Each river is a highly complex, dynamic individual. Some are friendly. Some less so. Sitting in a raft or kayak and cascading down the rapids is only part of the fun. The real thrill comes from utilising one’s experience and skill to read and figure out the best course to tackle the river. Since the white water rafter must work with the current rather than fighting it, understanding water flow is essential to having a successful, safe and enjoyable ride. – from www.wildasia.org, March 2005
Today the message from the river was clear – they’re not really interested in water walls right now, and they’d much rather keep working with water colors. It was a good reminder for me. There’s no sense in trying to swim up stream. Creating a water wall might happen later in the summer, and it may work better if we collect more materials. If you’re embarking on water wall work, Jenny at Let the Children Play has a great compilation of water wall examples.
The other message of the day was, “Please, no more pictures. I mean it.”
We need more supplies, but it was a good start. There are hundreds of great examples of preschool and home school water walls out there – I’ll try to get some links together to share tomorrow!
We were getting ready to move back to Denver. Everything had been packed up or sold, and we spent the last few days at a friend’s home in Volcano. The rain storms were always tremendous, but this one led to more joy than normal.
Why don’t we do stuff like this more often?
We fit in some painting tonight, before the rain. We decided to use the birdhouses that Grandma Margaret sent earlier this spring, as our canvases. We used watercolor paints, watercolor crayons, and watercolor pencils. And a spray bottle.
We left them outside, so it’ll be interesting to see how they look in the morning.
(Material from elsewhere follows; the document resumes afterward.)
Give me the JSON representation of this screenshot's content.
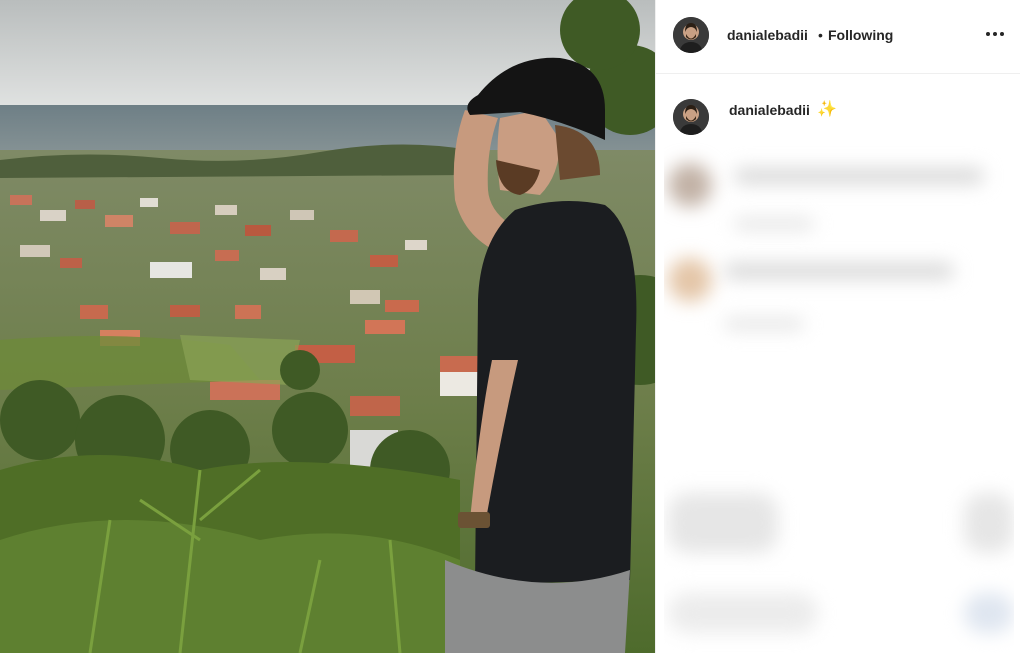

This week I’ve realized that I love the impermanence and the unpredictable nature of watercolors. Sort of a metaphor for life. You have a general idea of what the paint will do, but even one extra drop of water can take your vision in a completely different direction.
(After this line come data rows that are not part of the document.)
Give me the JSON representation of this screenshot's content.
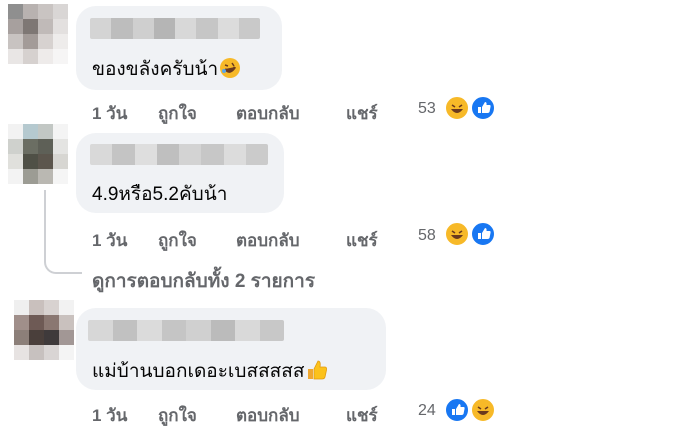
{
  "comments": [
    {
      "text": "ของขลังครับน้า",
      "emoji_icon": "rolling-laughing-icon",
      "time": "1 วัน",
      "like_label": "ถูกใจ",
      "reply_label": "ตอบกลับ",
      "share_label": "แชร์",
      "reaction_count": "53",
      "reactions": [
        "haha-icon",
        "like-icon"
      ]
    },
    {
      "text": "4.9หรือ5.2คับน้า",
      "time": "1 วัน",
      "like_label": "ถูกใจ",
      "reply_label": "ตอบกลับ",
      "share_label": "แชร์",
      "reaction_count": "58",
      "reactions": [
        "haha-icon",
        "like-icon"
      ]
    },
    {
      "text": "แม่บ้านบอกเดอะเบสสสสส",
      "emoji_icon": "thumbs-up-emoji-icon",
      "time": "1 วัน",
      "like_label": "ถูกใจ",
      "reply_label": "ตอบกลับ",
      "share_label": "แชร์",
      "reaction_count": "24",
      "reactions": [
        "like-icon",
        "haha-icon"
      ]
    }
  ],
  "view_replies": "ดูการตอบกลับทั้ง 2 รายการ",
  "colors": {
    "bubble": "#f0f2f5",
    "meta_text": "#65676b",
    "like_blue": "#1877f2",
    "haha_yellow": "#f7b928"
  }
}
We picked up our first Monroe Farms CSA vegetables this afternoon. We got a big bag that included sugar snap peas, parsnips, kohlrabi, garlic, and multi-colored popcorn. And lots of lettuce. Which is where the good water comes into play. According to wikipedia, lettuce is 94.9% water. Yay lettuce!
The murky water that ‘s dripping under the sink, because you’ve run the garbage disposal after somebody has dropped a penny and an empty ziploc bag down the drain. That somebody still hasn’t stepped forward. But we did fix the leak. I didn’t catch any photos of the bad water – it’s best left to the imagination anyway.
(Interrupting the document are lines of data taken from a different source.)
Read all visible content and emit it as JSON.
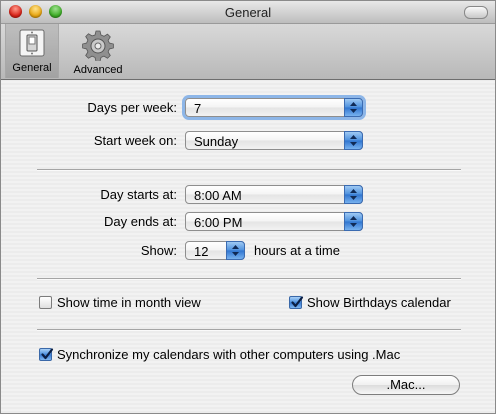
{
  "window": {
    "title": "General"
  },
  "toolbar": {
    "general_label": "General",
    "advanced_label": "Advanced"
  },
  "settings": {
    "days_per_week": {
      "label": "Days per week:",
      "value": "7"
    },
    "start_week_on": {
      "label": "Start week on:",
      "value": "Sunday"
    },
    "day_starts_at": {
      "label": "Day starts at:",
      "value": "8:00 AM"
    },
    "day_ends_at": {
      "label": "Day ends at:",
      "value": "6:00 PM"
    },
    "show": {
      "label": "Show:",
      "value": "12",
      "suffix": "hours at a time"
    }
  },
  "options": {
    "show_time_month": {
      "label": "Show time in month view",
      "checked": false
    },
    "show_birthdays": {
      "label": "Show Birthdays calendar",
      "checked": true
    },
    "sync": {
      "label": "Synchronize my calendars with other computers using .Mac",
      "checked": true
    }
  },
  "mac_button_label": ".Mac...",
  "colors": {
    "accent": "#3478d2",
    "window_bg": "#ececec"
  }
}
Soon, we’ll be driving west, in search of real water. In the meantime, there’s a lot of water talk going on around here. Epic bedtime stories about snorkeling, giant sea tortoises, and mythical goldfish.
Lately I’ve been dreaming about the ocean (maybe because of those bedtime stories?), so it was somewhat synchronistic to receive a photocopy of an interview with Ran Ortner, by Ariane Conrad. It’s from the June issue of The Sun and most of the interview can be found here. This is an excerpt from the interview that I love, on many levels.
As painting gets more complex, it gains the same quietness that I’ve found in racing and surfing, where everything is happening so quickly that the demand for deep, internal calm is high. We can’t be at our most responsive unless our nerves are quieted. If there’s any noise on the lines, if there’s static or some kind of discourse happening within you, then part of your wiring is not available for the activity.
In my reading I’ve come across this again and again: that a person is most powerful when in a state of inner peace. The outside world recedes when I’m engaged in my work. I fall under the illusion that what I’m doing is all-important. It’s a wonderful illusion to have. I’ll take a break, and when I come back and look at the work, I’ll think, Damn, there’s magic there. There’s something I have brought back with me from the descent, a token of the experience.
I ran inside to grab something (probably my coffee), and returned to find my favorite little sketch book, floating in the water table. And Bel looking very pleased with herself.
Yes, it floats!
The sketch book has been reconstituted, and I’m sure the textured pages will add some extra character to my drawings. And now she understands that I really prefer dry sketch books.
Despite the floating sketch book incident, the water table has become an important part of her painting process. She scoops up giant cups full, to pour on her water colors and on her paintings. She’s definitely in a more-is-more phase, covering the table and patio with color. Water-soluble color, mostly.
And then there was the gold glitter, which also ended up in the water table, when she was finally ready to wash her hands.
May wasn’t the best for blogging. We’re starting over, and water is definitely compelling for all of us.
We spent the evening flipping through back issues of National Geographic Kids and Ranger Rick, searching for articles about water. Sam wants to investigate why algae grows on rocks and wood, in rivers and in oceans. And then we talked for a while about the difference between al-gae and all-er-gy. He understands the difference, but his neural pathways seem to be cemented with the incorrect pronunciation. We did learn that kelp (much easier to pronounce) is actually a type of algae. And that the ice cream we ate for dessert probably included a derivative of algae (algin) as a thickening agent. Yum? Not in his opinion.
We’re looking forward to exploring many questions about water, through the month of June. And we’re also ready to just play…